▶ [Records for the task]
________________________
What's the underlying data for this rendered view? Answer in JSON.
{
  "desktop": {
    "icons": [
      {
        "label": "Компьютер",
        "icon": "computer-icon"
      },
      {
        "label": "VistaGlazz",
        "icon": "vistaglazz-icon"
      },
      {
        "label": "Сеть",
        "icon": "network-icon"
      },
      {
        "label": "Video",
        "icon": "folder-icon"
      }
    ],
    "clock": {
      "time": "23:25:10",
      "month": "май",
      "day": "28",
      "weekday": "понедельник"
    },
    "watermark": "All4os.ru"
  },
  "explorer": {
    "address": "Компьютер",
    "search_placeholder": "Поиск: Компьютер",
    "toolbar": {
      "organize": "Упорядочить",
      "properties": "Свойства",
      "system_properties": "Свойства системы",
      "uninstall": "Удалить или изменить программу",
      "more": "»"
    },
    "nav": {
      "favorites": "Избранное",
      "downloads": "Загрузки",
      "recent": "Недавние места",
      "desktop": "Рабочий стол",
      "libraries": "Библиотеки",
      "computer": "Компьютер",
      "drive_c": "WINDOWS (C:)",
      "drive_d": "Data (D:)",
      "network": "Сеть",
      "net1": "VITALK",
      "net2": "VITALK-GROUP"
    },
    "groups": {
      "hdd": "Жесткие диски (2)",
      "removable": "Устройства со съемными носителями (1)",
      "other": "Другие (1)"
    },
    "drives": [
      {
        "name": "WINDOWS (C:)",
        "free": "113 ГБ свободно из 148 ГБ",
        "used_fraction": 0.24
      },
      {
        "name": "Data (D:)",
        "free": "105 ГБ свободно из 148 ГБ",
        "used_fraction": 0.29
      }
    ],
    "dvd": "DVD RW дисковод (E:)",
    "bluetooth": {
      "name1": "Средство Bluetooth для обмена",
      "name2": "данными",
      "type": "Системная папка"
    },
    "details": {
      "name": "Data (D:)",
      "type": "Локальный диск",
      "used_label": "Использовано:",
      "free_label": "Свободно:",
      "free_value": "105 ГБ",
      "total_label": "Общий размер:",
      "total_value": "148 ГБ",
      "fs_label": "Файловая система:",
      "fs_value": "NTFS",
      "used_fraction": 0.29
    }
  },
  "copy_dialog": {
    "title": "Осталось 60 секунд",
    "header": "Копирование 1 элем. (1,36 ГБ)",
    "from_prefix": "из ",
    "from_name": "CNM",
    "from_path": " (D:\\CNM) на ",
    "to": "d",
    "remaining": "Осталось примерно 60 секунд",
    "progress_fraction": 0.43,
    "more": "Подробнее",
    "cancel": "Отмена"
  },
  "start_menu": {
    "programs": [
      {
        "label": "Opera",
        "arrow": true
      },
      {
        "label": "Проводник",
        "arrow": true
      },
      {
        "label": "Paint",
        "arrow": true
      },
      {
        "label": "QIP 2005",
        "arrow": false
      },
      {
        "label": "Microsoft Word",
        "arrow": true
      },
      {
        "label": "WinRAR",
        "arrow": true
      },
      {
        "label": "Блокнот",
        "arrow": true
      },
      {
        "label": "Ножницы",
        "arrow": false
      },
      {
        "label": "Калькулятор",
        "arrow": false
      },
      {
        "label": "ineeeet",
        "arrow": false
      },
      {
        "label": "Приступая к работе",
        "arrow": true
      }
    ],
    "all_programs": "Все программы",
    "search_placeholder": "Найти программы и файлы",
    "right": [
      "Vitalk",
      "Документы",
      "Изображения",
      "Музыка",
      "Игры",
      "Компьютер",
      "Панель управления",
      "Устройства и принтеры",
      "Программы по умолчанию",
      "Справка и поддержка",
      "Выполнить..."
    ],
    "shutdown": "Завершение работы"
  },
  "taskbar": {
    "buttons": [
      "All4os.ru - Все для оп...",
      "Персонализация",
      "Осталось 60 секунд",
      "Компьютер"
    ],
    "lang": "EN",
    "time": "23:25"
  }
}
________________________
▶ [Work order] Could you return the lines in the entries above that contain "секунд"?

▶ [Answer area]
    "title": "Осталось 60 секунд",
    "remaining": "Осталось примерно 60 секунд",
      "Осталось 60 секунд",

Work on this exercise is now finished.